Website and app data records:
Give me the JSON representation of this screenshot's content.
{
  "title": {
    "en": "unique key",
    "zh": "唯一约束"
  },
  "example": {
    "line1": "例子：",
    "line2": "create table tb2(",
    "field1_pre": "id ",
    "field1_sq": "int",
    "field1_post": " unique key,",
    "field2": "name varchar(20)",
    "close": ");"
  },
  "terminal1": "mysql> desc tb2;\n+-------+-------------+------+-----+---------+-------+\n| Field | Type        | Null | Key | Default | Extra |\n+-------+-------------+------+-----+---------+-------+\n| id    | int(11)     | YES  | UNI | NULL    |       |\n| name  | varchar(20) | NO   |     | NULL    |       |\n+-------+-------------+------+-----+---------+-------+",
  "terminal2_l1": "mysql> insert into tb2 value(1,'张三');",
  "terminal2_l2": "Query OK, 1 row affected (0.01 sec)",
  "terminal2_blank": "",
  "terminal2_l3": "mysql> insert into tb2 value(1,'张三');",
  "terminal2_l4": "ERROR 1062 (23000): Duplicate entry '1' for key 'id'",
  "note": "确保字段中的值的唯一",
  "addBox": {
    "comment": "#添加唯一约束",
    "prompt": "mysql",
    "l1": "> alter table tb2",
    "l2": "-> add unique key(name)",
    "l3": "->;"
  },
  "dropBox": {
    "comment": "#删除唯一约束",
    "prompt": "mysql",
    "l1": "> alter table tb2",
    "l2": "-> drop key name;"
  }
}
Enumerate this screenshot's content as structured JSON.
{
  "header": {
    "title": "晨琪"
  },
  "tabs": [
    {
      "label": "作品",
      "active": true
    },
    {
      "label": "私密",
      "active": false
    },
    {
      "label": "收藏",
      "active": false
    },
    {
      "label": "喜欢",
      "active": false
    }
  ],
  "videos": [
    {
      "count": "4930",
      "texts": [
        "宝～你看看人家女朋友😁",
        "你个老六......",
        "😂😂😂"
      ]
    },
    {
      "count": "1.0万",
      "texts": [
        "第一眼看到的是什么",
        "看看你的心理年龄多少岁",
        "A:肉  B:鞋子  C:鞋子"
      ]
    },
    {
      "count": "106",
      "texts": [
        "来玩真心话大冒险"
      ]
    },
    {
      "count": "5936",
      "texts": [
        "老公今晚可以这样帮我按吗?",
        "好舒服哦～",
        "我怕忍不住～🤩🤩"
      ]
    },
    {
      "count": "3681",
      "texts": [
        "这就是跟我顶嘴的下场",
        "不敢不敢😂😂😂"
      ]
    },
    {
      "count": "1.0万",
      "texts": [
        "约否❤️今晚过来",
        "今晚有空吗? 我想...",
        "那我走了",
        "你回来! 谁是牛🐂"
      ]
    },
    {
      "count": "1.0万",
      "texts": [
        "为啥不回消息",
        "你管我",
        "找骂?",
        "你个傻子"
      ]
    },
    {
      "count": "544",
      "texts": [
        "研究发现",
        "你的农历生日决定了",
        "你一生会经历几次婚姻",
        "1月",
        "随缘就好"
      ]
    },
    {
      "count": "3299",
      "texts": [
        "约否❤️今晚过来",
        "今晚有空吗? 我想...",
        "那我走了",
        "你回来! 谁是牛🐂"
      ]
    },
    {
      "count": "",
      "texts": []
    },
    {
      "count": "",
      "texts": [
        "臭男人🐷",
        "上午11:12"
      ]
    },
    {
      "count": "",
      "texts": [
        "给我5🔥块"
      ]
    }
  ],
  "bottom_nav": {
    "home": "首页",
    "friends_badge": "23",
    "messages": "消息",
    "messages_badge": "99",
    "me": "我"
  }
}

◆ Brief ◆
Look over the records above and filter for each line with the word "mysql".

◆ Response below ◆
  "terminal1": "mysql> desc tb2;\n+-------+-------------+------+-----+---------+-------+\n| Field | Type        | Null | Key | Default | Extra |\n+-------+-------------+------+-----+---------+-------+\n| id    | int(11)     | YES  | UNI | NULL    |       |\n| name  | varchar(20) | NO   |     | NULL    |       |\n+-------+-------------+------+-----+---------+-------+",
  "terminal2_l1": "mysql> insert into tb2 value(1,'张三');",
  "terminal2_l3": "mysql> insert into tb2 value(1,'张三');",
    "prompt": "mysql",
    "prompt": "mysql",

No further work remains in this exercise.